Requirement: Please reproduce every record exactly as written, leaving out the pictures.

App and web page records
■ ■ ■ ■ ■
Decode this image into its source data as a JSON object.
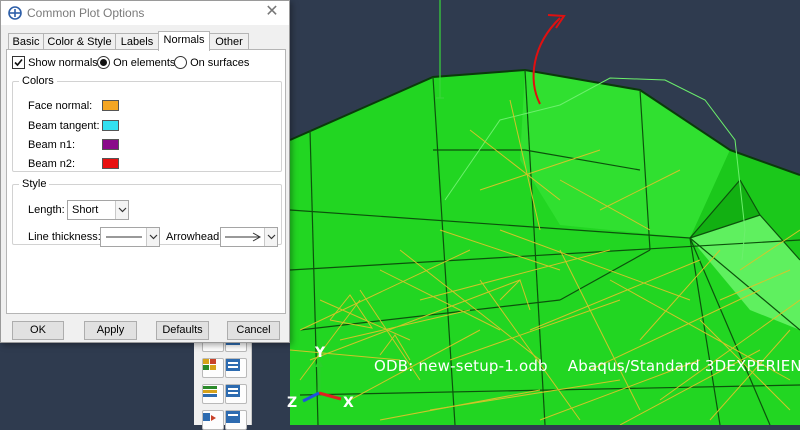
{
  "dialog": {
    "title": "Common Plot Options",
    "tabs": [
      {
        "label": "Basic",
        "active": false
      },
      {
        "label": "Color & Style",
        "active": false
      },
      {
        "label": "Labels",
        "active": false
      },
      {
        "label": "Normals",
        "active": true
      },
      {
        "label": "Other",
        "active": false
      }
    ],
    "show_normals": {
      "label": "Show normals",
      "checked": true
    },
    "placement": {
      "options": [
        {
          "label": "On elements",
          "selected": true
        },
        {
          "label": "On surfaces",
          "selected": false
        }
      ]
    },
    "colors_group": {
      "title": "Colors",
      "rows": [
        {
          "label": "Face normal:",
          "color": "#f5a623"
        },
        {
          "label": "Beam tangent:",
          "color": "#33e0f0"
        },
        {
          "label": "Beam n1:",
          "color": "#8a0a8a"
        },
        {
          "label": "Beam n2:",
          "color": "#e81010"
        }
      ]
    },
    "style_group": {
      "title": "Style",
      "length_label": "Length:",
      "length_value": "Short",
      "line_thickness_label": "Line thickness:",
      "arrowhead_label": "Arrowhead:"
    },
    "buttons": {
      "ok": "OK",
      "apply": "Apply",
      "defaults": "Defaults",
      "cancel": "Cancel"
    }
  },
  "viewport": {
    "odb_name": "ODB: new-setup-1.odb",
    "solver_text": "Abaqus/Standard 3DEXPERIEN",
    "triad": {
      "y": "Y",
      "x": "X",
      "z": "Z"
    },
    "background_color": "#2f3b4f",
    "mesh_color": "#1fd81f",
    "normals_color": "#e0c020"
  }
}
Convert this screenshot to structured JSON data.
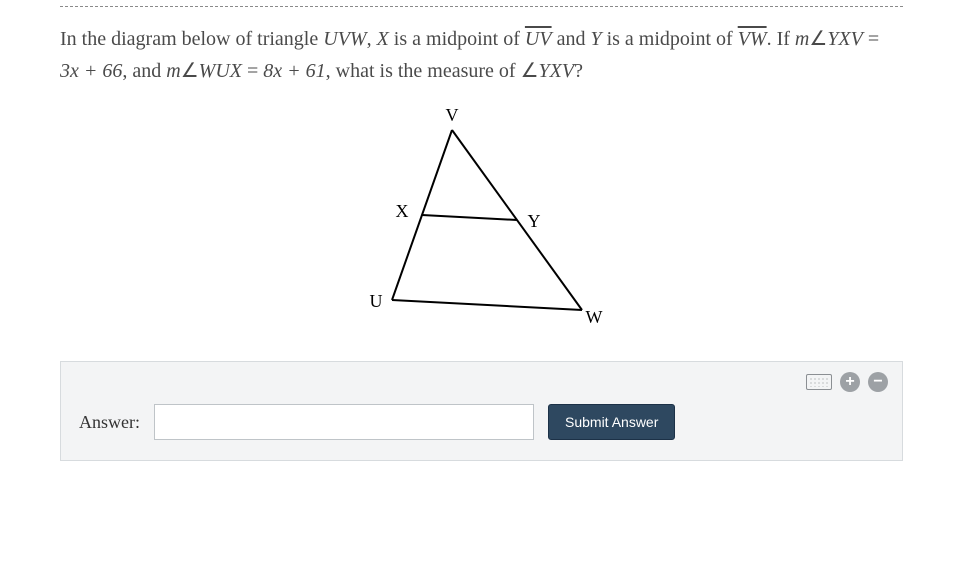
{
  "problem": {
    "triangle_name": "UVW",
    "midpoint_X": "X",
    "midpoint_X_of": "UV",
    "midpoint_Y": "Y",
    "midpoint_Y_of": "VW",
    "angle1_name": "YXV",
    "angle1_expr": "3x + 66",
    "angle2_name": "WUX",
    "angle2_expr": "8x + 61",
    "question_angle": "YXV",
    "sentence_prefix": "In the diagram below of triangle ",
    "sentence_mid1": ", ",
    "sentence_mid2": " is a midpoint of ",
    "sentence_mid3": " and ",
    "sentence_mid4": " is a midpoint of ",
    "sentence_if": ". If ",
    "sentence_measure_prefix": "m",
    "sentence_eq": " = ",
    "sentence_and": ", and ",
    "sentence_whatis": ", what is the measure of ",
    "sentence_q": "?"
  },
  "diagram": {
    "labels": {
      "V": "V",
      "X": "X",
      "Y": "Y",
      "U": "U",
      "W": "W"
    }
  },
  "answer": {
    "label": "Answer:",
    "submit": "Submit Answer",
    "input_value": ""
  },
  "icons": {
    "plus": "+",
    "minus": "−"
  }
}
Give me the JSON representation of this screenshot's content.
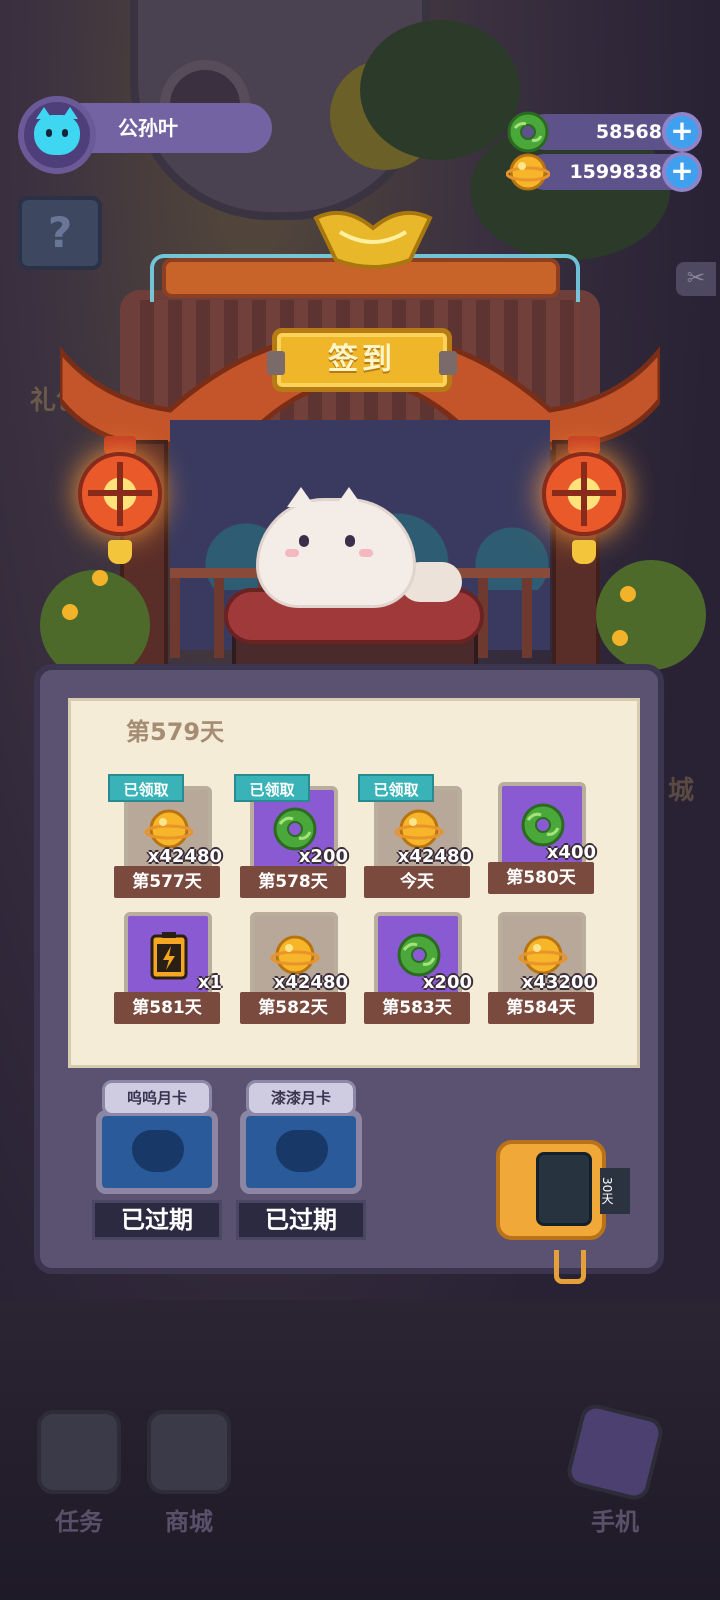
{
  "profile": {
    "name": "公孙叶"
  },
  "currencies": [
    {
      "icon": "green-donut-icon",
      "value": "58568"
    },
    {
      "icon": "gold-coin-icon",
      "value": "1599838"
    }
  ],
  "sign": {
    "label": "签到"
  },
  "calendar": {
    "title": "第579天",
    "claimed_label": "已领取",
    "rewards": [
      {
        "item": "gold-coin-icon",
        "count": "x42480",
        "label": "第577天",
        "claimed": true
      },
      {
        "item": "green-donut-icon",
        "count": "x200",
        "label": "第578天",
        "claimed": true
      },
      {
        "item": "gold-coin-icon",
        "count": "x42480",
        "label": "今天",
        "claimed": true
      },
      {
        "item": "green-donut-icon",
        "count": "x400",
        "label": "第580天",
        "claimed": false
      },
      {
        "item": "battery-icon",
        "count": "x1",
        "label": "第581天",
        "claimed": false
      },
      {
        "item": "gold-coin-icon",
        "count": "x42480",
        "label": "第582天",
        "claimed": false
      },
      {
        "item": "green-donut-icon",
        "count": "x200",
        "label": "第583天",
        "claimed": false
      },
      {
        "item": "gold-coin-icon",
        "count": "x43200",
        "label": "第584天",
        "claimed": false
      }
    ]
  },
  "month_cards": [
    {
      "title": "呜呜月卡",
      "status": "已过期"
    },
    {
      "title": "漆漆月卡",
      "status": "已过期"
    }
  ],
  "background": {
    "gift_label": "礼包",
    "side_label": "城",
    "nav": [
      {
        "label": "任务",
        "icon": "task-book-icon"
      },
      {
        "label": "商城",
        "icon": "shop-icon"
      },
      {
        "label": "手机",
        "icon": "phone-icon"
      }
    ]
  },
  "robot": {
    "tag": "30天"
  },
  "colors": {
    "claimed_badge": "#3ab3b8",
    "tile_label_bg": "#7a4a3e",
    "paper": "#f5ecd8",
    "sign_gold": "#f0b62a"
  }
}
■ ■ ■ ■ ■
Answer area:
Decode this image into its source data as a JSON object.
{
  "dialog": {
    "title": "Common Plot Options",
    "tabs": [
      {
        "label": "Basic",
        "active": false
      },
      {
        "label": "Color & Style",
        "active": false
      },
      {
        "label": "Labels",
        "active": false
      },
      {
        "label": "Normals",
        "active": true
      },
      {
        "label": "Other",
        "active": false
      }
    ],
    "show_normals": {
      "label": "Show normals",
      "checked": true
    },
    "placement": {
      "options": [
        {
          "label": "On elements",
          "selected": true
        },
        {
          "label": "On surfaces",
          "selected": false
        }
      ]
    },
    "colors_group": {
      "title": "Colors",
      "rows": [
        {
          "label": "Face normal:",
          "color": "#f5a623"
        },
        {
          "label": "Beam tangent:",
          "color": "#33e0f0"
        },
        {
          "label": "Beam n1:",
          "color": "#8a0a8a"
        },
        {
          "label": "Beam n2:",
          "color": "#e81010"
        }
      ]
    },
    "style_group": {
      "title": "Style",
      "length_label": "Length:",
      "length_value": "Short",
      "line_thickness_label": "Line thickness:",
      "arrowhead_label": "Arrowhead:"
    },
    "buttons": {
      "ok": "OK",
      "apply": "Apply",
      "defaults": "Defaults",
      "cancel": "Cancel"
    }
  },
  "viewport": {
    "odb_name": "ODB: new-setup-1.odb",
    "solver_text": "Abaqus/Standard 3DEXPERIEN",
    "triad": {
      "y": "Y",
      "x": "X",
      "z": "Z"
    },
    "background_color": "#2f3b4f",
    "mesh_color": "#1fd81f",
    "normals_color": "#e0c020"
  }
}
Convert this screenshot to structured JSON data.
{
  "problem": {
    "triangle_name": "UVW",
    "midpoint_X": "X",
    "midpoint_X_of": "UV",
    "midpoint_Y": "Y",
    "midpoint_Y_of": "VW",
    "angle1_name": "YXV",
    "angle1_expr": "3x + 66",
    "angle2_name": "WUX",
    "angle2_expr": "8x + 61",
    "question_angle": "YXV",
    "sentence_prefix": "In the diagram below of triangle ",
    "sentence_mid1": ", ",
    "sentence_mid2": " is a midpoint of ",
    "sentence_mid3": " and ",
    "sentence_mid4": " is a midpoint of ",
    "sentence_if": ". If ",
    "sentence_measure_prefix": "m",
    "sentence_eq": " = ",
    "sentence_and": ", and ",
    "sentence_whatis": ", what is the measure of ",
    "sentence_q": "?"
  },
  "diagram": {
    "labels": {
      "V": "V",
      "X": "X",
      "Y": "Y",
      "U": "U",
      "W": "W"
    }
  },
  "answer": {
    "label": "Answer:",
    "submit": "Submit Answer",
    "input_value": ""
  },
  "icons": {
    "plus": "+",
    "minus": "−"
  }
}
Give me the JSON representation of this screenshot's content.
{
  "profile": {
    "name": "公孙叶"
  },
  "currencies": [
    {
      "icon": "green-donut-icon",
      "value": "58568"
    },
    {
      "icon": "gold-coin-icon",
      "value": "1599838"
    }
  ],
  "sign": {
    "label": "签到"
  },
  "calendar": {
    "title": "第579天",
    "claimed_label": "已领取",
    "rewards": [
      {
        "item": "gold-coin-icon",
        "count": "x42480",
        "label": "第577天",
        "claimed": true
      },
      {
        "item": "green-donut-icon",
        "count": "x200",
        "label": "第578天",
        "claimed": true
      },
      {
        "item": "gold-coin-icon",
        "count": "x42480",
        "label": "今天",
        "claimed": true
      },
      {
        "item": "green-donut-icon",
        "count": "x400",
        "label": "第580天",
        "claimed": false
      },
      {
        "item": "battery-icon",
        "count": "x1",
        "label": "第581天",
        "claimed": false
      },
      {
        "item": "gold-coin-icon",
        "count": "x42480",
        "label": "第582天",
        "claimed": false
      },
      {
        "item": "green-donut-icon",
        "count": "x200",
        "label": "第583天",
        "claimed": false
      },
      {
        "item": "gold-coin-icon",
        "count": "x43200",
        "label": "第584天",
        "claimed": false
      }
    ]
  },
  "month_cards": [
    {
      "title": "呜呜月卡",
      "status": "已过期"
    },
    {
      "title": "漆漆月卡",
      "status": "已过期"
    }
  ],
  "background": {
    "gift_label": "礼包",
    "side_label": "城",
    "nav": [
      {
        "label": "任务",
        "icon": "task-book-icon"
      },
      {
        "label": "商城",
        "icon": "shop-icon"
      },
      {
        "label": "手机",
        "icon": "phone-icon"
      }
    ]
  },
  "robot": {
    "tag": "30天"
  },
  "colors": {
    "claimed_badge": "#3ab3b8",
    "tile_label_bg": "#7a4a3e",
    "paper": "#f5ecd8",
    "sign_gold": "#f0b62a"
  }
}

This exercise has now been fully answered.